Thus no fortune, no external circumstance, can shut off the wise man from action. For the very thing which engages his attention prevents him from attending to other things. He is ready for either outcome: if it brings goods, he controls them; if evils, he conquers them. So thoroughly, I mean, has he schooled himself that he makes manifest his virtue in prosperity as well as in adversity, and keeps his eyes on virtue itself, not on the objects with which virtue deals. Hence neither poverty, nor pain, nor anything else that deflects the inexperienced and drives them headlong, restrains him from his course. Do you suppose that he is weighed down by evils? He makes use of them. It was not of ivory only that Phidias knew how to make statues; he also made statues of bronze. If you had given him marble, or a still meaner material, he would have made of it the best statue that the material would permit. So the wise man will develop virtue, if he may, in the midst of wealth, or, if not, in poverty; if possible, in his own country — if not, in exile; if possible, as a commander — if not, as a common soldier; if possible, in sound health — if not, enfeebled. Whatever fortune he finds, he will accomplish therefrom something noteworthy.

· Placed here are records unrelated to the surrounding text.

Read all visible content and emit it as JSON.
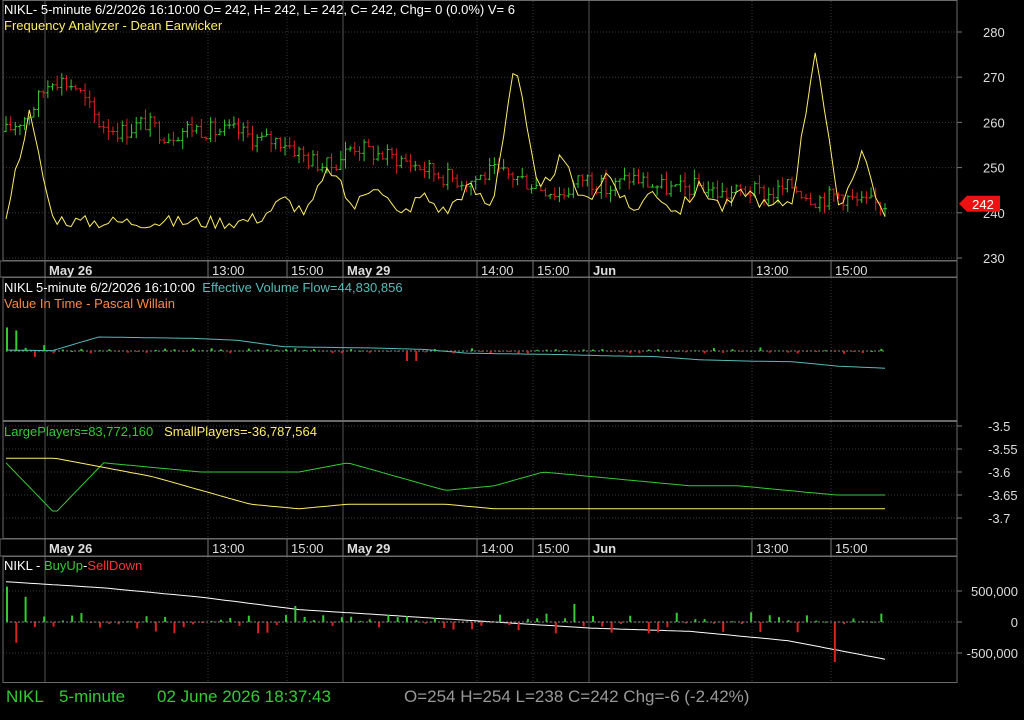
{
  "colors": {
    "grid": "#3a3a3a",
    "frame": "#6a6a6a",
    "up": "#33cc33",
    "down": "#dd2222",
    "yellow": "#ffee66",
    "teal": "#55bbbb",
    "orange": "#ff8844",
    "white": "#ffffff",
    "price_tag": "#ee1111"
  },
  "panel1": {
    "header": "NIKL- 5-minute 6/2/2026 16:10:00 O= 242, H= 242, L= 242, C= 242, Chg= 0 (0.0%) V= 6",
    "indicator": "Frequency Analyzer - Dean Earwicker",
    "y_ticks": [
      "280",
      "270",
      "260",
      "250",
      "240",
      "230"
    ],
    "price_tag": "242"
  },
  "time_axis": {
    "labels": [
      "May 26",
      "13:00",
      "15:00",
      "May 29",
      "14:00",
      "15:00",
      "Jun",
      "13:00",
      "15:00"
    ]
  },
  "panel2": {
    "header": "NIKL 5-minute  6/2/2026 16:10:00",
    "indicator": "Effective Volume Flow=44,830,856",
    "subtitle": "Value In Time - Pascal Willain"
  },
  "panel3": {
    "large_label": "LargePlayers=83,772,160",
    "small_label": "SmallPlayers=-36,787,564",
    "y_ticks": [
      "-3.5",
      "-3.55",
      "-3.6",
      "-3.65",
      "-3.7"
    ]
  },
  "panel4": {
    "symbol": "NIKL -",
    "buy": "BuyUp",
    "dash": "-",
    "sell": "SellDown",
    "y_ticks": [
      "500,000",
      "0",
      "-500,000"
    ]
  },
  "status_bar": {
    "symbol": "NIKL",
    "interval": "5-minute",
    "datetime": "02 June 2026 18:37:43",
    "ohlc": "O=254  H=254  L=238  C=242  Chg=-6 (-2.42%)"
  },
  "chart_data": [
    {
      "type": "line",
      "title": "NIKL 5-minute",
      "ylim": [
        225,
        290
      ],
      "y_ticks": [
        280,
        270,
        260,
        250,
        240,
        230
      ],
      "x_labels": [
        "May 26",
        "13:00",
        "15:00",
        "May 29",
        "14:00",
        "15:00",
        "Jun",
        "13:00",
        "15:00"
      ],
      "series": [
        {
          "name": "NIKL",
          "kind": "ohlc-bars",
          "close_values": [
            258,
            262,
            270,
            268,
            260,
            258,
            260,
            257,
            259,
            258,
            258,
            256,
            256,
            252,
            250,
            255,
            253,
            252,
            250,
            248,
            247,
            249,
            248,
            246,
            244,
            248,
            245,
            248,
            246,
            245,
            246,
            244,
            245,
            244,
            246,
            243,
            244,
            242,
            242
          ]
        },
        {
          "name": "Frequency Analyzer",
          "values": [
            240,
            262,
            239,
            238,
            238,
            238,
            238,
            238,
            238,
            238,
            238,
            239,
            243,
            240,
            250,
            241,
            247,
            239,
            244,
            240,
            246,
            241,
            274,
            244,
            252,
            242,
            249,
            240,
            245,
            240,
            246,
            241,
            245,
            241,
            243,
            277,
            240,
            254,
            238
          ]
        }
      ]
    },
    {
      "type": "line",
      "title": "Effective Volume Flow",
      "series": [
        {
          "name": "Effective Volume Flow",
          "values": [
            44.5,
            44.4,
            46.5,
            46.4,
            46.3,
            46.0,
            45.0,
            44.9,
            44.8,
            44.6,
            44.0,
            43.9,
            43.8,
            43.6,
            43.5,
            43.0,
            42.8,
            42.7,
            42.0,
            41.7
          ]
        },
        {
          "name": "Value In Time",
          "kind": "histogram",
          "values": [
            1,
            -3,
            3,
            2,
            0,
            0,
            0,
            0,
            -1,
            0,
            0,
            -1,
            1,
            0,
            -1,
            0,
            0,
            1,
            -1,
            0
          ]
        }
      ]
    },
    {
      "type": "line",
      "series": [
        {
          "name": "LargePlayers",
          "values": [
            -3.58,
            -3.69,
            -3.58,
            -3.59,
            -3.6,
            -3.6,
            -3.6,
            -3.58,
            -3.61,
            -3.64,
            -3.63,
            -3.6,
            -3.61,
            -3.62,
            -3.63,
            -3.63,
            -3.64,
            -3.65,
            -3.65
          ]
        },
        {
          "name": "SmallPlayers",
          "values": [
            -3.57,
            -3.57,
            -3.59,
            -3.61,
            -3.64,
            -3.67,
            -3.68,
            -3.67,
            -3.67,
            -3.67,
            -3.68,
            -3.68,
            -3.68,
            -3.68,
            -3.68,
            -3.68,
            -3.68,
            -3.68,
            -3.68
          ]
        }
      ],
      "y_ticks": [
        -3.5,
        -3.55,
        -3.6,
        -3.65,
        -3.7
      ]
    },
    {
      "type": "bar",
      "y_ticks": [
        500000,
        0,
        -500000
      ],
      "series": [
        {
          "name": "BuyUp",
          "values": [
            650000,
            550000,
            400000,
            200000,
            100000,
            0,
            -100000,
            -150000,
            -300000,
            -600000
          ]
        },
        {
          "name": "SellDown",
          "kind": "histogram",
          "values": [
            -300000,
            400000,
            -100000,
            50000,
            150000,
            -150000,
            100000,
            -50000,
            80000,
            -500000
          ]
        }
      ]
    }
  ]
}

Animal-tamers are unerring; they take the most savage animals, which may well terrify those who encounter them, and subdue them to the will of man; not content with having driven out their ferocity, they even tame them so that they dwell in the same abode. The trainer puts his hand into the lion's mouth; the tiger is kissed by his keeper. The tiny Aethiopian orders the elephant to sink down on its knees, or to walk the rope. Similarly, the wise man is a skilled hand at taming evils. Pain, want, disgrace, imprisonment, exile,— these are universally to be feared; but when they encounter the wise man, they are tamed. Farewell.